Tiffany Smith

I have lived in Utah my whole life, and though I enjoy hiking, as I get older that is no longer an option. Short hikes are ok, but the longer ones that would give me access to some of these places would be out of reach for me. Yeah there arer pictures and videos, but unless you are actually standing there with the sun and wind, you don’t know how beautiful it is out in Southern Utah.

Stephen Featherstone

I enjoy being able to access the back country with my disabilities.

Michael Gray, Colorado Off Highway Vehicle Coalition

I spent 27 years as a fire fighter and retired with a decreased lung function. I enjoy camping, fishing, and spending time in the outdoors. Please do not cutoff my access to public lands because I cannot walk.

Don Jensen, PNW4WDA

I am a 100% disabled Veteran. I am able to get out and do some mteal detecting on our gold claims and Public Lands. But when roads close and fence or gates go up only those without physical limitations can get in these lands to do what we do. I can no longer get to some of the best prospecting grounds now, due to road closures. I use detecting and prospecting as my form of physical and mental therapy to better cope with the multitude of disabilities I incurred through 23 years as a Marine. This Act would help tremendously.

Greg Herring, First Class Miners, Inc.

Please keep our public lands open so those that have served our country and are injured can enjoy the outdoors.

Ken Hilfiker, Pagosa Trail Riders
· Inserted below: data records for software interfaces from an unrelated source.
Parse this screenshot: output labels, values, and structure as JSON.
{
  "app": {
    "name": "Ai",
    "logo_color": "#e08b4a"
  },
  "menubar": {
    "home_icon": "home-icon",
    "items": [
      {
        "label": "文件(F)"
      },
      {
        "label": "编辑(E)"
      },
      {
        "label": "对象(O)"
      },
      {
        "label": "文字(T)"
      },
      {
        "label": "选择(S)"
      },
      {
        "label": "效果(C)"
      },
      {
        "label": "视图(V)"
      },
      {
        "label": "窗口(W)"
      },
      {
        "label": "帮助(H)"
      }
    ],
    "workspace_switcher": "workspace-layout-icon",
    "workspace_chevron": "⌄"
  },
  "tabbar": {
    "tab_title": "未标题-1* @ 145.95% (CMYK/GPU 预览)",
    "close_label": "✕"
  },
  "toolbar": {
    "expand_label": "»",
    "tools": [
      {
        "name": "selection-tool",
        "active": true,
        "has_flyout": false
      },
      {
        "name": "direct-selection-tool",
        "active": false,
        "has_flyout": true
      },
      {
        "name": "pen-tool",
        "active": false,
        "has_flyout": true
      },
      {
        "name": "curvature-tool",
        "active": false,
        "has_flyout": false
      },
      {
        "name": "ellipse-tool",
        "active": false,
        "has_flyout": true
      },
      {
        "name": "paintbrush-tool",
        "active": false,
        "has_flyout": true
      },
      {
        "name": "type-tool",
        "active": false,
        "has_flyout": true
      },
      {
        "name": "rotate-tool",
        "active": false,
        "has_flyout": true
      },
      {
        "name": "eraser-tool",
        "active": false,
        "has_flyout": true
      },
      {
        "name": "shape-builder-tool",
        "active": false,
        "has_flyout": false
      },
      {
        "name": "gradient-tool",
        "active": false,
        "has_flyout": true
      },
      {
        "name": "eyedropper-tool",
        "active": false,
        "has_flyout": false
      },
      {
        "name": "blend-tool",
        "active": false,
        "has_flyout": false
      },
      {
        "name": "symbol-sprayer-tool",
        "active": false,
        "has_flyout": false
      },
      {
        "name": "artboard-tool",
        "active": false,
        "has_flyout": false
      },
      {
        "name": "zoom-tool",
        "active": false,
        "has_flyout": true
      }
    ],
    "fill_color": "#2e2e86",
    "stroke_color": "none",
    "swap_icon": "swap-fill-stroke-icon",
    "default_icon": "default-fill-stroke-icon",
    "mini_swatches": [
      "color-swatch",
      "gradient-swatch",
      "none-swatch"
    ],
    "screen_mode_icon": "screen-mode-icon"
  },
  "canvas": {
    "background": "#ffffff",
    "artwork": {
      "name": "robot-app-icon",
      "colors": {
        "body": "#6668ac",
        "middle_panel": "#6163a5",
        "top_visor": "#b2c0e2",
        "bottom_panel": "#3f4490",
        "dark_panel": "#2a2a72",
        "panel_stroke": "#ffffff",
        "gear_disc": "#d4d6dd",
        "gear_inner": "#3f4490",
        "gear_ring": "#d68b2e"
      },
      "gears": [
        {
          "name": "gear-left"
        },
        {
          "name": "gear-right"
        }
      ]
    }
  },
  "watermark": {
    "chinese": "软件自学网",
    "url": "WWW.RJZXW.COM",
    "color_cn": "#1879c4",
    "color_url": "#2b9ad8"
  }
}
We have enjoyed camping and riding dirt bikes with our children, then ATVs after retirement. Now at 84 yrs old enjoy side by side RZR. Have fought to keep trails open for over 50 years. Please stop closing “OUR” land so more families can raise their children in the outdoors and then continue to enjoy it in retirement.

Linda Davis

I am an avid outdoorsman, and disable veteran. During my 27 years of Military service I suffered many injuries including head injury in Afghanistan and lower back fracture in Iraq.

I used to be big into mountaineering, but had to stop due to the above stated injuries. I now enjoy the mountains and back country using an off road vehicle. Being able to travel on motorized trails into the mountains and forests allows me to relieve stress and keeps me on an even keel. 

Every trail closure and wilderness area developed reduces mine and hundreds of veterans like me from accessing public lands for recreation and relaxation. Please take this into consideration when supporting the Outdoor Americans with Disabilities Act.

Eric Garten

If you would like to have your comments and experiences included please do so below.